MCC & The African Growth & Opportunity Act (AGOA)

The Millennium Challenge Corporation is a leading contributor to the U.S. government’s trade capacity building assistance to AGOA-eligible countries, responsible for 58 percent of assistance from 2001 to 2013.

MCC has obligated nearly $3 billion in funding for trade capacity building activities in 15 of the 41 African Growth and Opportunity Act countries. This aid focuses on trade-related infrastructure such as roads and electricity, improving the productivity of small and medium-sized businesses and export-oriented industries, and leveraging policy and regulatory reforms. Major MCC projects have included expansions to the critical sea ports of Benin and Cabo Verde, and roads used for commerce in Ghana, Senegal, Tanzania, and Mozambique.

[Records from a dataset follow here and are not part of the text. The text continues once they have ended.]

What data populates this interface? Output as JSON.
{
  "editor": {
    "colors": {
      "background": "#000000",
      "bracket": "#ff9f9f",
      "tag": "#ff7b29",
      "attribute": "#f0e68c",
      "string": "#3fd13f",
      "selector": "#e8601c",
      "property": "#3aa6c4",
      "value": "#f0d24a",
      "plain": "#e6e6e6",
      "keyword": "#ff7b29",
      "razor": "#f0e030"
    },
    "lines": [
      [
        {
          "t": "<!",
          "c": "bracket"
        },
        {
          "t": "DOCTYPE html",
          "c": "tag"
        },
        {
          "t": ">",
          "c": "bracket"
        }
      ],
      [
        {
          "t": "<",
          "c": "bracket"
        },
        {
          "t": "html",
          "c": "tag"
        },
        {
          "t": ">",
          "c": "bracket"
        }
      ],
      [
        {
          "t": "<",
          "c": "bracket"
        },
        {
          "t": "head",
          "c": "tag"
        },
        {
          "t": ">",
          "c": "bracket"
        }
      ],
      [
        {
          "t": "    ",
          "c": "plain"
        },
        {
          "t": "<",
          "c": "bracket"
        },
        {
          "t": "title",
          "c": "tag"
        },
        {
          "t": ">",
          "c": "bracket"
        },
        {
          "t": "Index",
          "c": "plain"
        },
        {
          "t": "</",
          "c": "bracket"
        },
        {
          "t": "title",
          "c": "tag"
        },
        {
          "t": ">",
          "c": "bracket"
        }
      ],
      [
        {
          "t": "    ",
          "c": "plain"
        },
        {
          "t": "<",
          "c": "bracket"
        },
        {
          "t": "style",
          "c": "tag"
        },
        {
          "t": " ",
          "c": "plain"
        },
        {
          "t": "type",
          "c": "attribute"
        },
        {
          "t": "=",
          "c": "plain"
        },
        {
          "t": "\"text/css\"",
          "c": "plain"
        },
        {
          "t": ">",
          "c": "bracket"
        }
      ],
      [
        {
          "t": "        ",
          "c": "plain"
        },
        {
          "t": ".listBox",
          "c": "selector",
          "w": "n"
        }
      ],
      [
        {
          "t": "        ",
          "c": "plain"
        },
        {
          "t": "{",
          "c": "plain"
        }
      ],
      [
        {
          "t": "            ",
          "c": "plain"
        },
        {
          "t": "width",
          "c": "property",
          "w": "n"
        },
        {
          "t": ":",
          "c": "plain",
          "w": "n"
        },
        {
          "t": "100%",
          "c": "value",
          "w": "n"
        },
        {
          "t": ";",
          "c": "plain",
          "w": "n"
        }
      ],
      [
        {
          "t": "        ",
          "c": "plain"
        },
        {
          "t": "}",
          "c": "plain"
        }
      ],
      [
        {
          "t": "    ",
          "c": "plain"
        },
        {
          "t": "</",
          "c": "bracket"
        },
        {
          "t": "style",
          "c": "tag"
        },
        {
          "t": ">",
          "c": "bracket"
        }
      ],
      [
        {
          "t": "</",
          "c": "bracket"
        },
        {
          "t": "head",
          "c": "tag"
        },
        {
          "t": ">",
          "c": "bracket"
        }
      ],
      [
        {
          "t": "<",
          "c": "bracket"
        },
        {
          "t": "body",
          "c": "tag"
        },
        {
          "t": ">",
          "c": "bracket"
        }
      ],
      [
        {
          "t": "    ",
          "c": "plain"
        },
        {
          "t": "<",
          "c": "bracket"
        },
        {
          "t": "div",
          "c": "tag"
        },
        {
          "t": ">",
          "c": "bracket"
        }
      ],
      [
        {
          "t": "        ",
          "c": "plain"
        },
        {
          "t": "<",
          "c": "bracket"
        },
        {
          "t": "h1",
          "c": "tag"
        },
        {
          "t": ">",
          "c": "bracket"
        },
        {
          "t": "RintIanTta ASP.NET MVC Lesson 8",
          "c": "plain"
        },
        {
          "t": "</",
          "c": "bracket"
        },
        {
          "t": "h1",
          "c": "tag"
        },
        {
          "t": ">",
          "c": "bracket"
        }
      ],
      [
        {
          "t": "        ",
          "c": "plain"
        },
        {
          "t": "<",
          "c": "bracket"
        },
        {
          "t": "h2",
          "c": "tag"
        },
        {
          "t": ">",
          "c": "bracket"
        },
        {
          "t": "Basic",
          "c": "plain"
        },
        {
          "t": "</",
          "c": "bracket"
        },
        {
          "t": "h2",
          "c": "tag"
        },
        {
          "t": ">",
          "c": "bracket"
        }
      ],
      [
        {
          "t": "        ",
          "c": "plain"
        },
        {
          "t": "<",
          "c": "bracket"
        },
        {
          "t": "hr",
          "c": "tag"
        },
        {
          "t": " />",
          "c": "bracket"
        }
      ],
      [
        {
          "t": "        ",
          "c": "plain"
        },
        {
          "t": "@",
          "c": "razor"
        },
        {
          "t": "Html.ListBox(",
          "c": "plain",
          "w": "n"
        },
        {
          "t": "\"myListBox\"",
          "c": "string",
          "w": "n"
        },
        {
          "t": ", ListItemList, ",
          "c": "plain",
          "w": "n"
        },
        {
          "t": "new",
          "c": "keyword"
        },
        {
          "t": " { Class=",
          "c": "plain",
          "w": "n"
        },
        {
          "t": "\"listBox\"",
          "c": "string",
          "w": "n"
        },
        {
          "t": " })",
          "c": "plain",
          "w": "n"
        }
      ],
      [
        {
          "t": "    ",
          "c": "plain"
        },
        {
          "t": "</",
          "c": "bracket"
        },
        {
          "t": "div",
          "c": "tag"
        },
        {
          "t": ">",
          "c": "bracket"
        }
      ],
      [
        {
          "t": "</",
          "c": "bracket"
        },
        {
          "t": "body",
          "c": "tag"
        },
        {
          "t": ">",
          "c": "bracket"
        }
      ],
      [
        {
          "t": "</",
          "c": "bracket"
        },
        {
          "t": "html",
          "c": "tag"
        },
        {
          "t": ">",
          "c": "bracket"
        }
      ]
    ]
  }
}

Benin's Port of Cotonou is the country’s only port and is a pillar of Benin’s economic growth. The port contributes to West African economic growth, serving as the gateway to international trade for the landlocked countries of Burkina Faso, Mali and Niger and is a central pathway for international trade with Nigeria. MCC's investment expanding the port is just one example of the agency's commitment to promoting trade capacity in AGOA countries.

Trade and Investment in AGOA Countries:
Promoting Public-Private Partnerships & Regional Integration in Africa

MCC and U.S. development efforts are committed to an investment-led development model that leverages other sources of financing, including domestic resources and the private sector. 

As part of MCC’s efforts to drive growth and reduce poverty around the world, MCC announced in July 2015 a $70 million commitment to support public-private partnerships in partner countries. African countries alone will receive grants totaling $52 million. These investments are expected to generate $1 billion in private-sector investments over the next five years, with $750 million of that expected to be invested in Africa. 

Regional integration helps create economies of scale, strengthen value chains, and ease the movement of technology and people. People, goods and services move across borders, and MCC’s investments should too. Regional MCC investments would be a significant U.S. Government tool to increase trade capacity and improve the uptake of AGOA preferences. With regional authority, MCC could design programs that significantly improve trade and investment between and among MCC partner countries by promoting economic growth and cross-border engagement. This could result in larger and more harmonized markets for trade and development, and new opportunities for American companies.

A Cornerstone of U.S.-Africa Economic Engagement

Enacted in May 2000 and re-authorized by Congress in June 2015, the African Growth and Opportunity Act (AGOA) is the cornerstone of U.S. economic engagement with the countries of sub-Saharan Africa. By providing duty-free access to the U.S. market, AGOA helps eligible nations diversify their exports to the United States and ultimately create jobs and inclusive economic growth. 

Since its implementation, AGOA has encouraged new investments, trade and job creation in Africa and the United States. Total African exports under AGOA more than quadrupled since the program’s inception. As of June 2015, AGOA-eligible countries have exported nearly $480 billion worth of goods to the United States under AGOA and the U.S. Generalized System of Preferences. In 2014, non-oil AGOA trade was valued at $4.4 billion, up about 250 percent from 2001. The growth of these non-oil industries has spurred an estimated 300,000 direct jobs in beneficiary countries and 120,000 jobs in the U.S.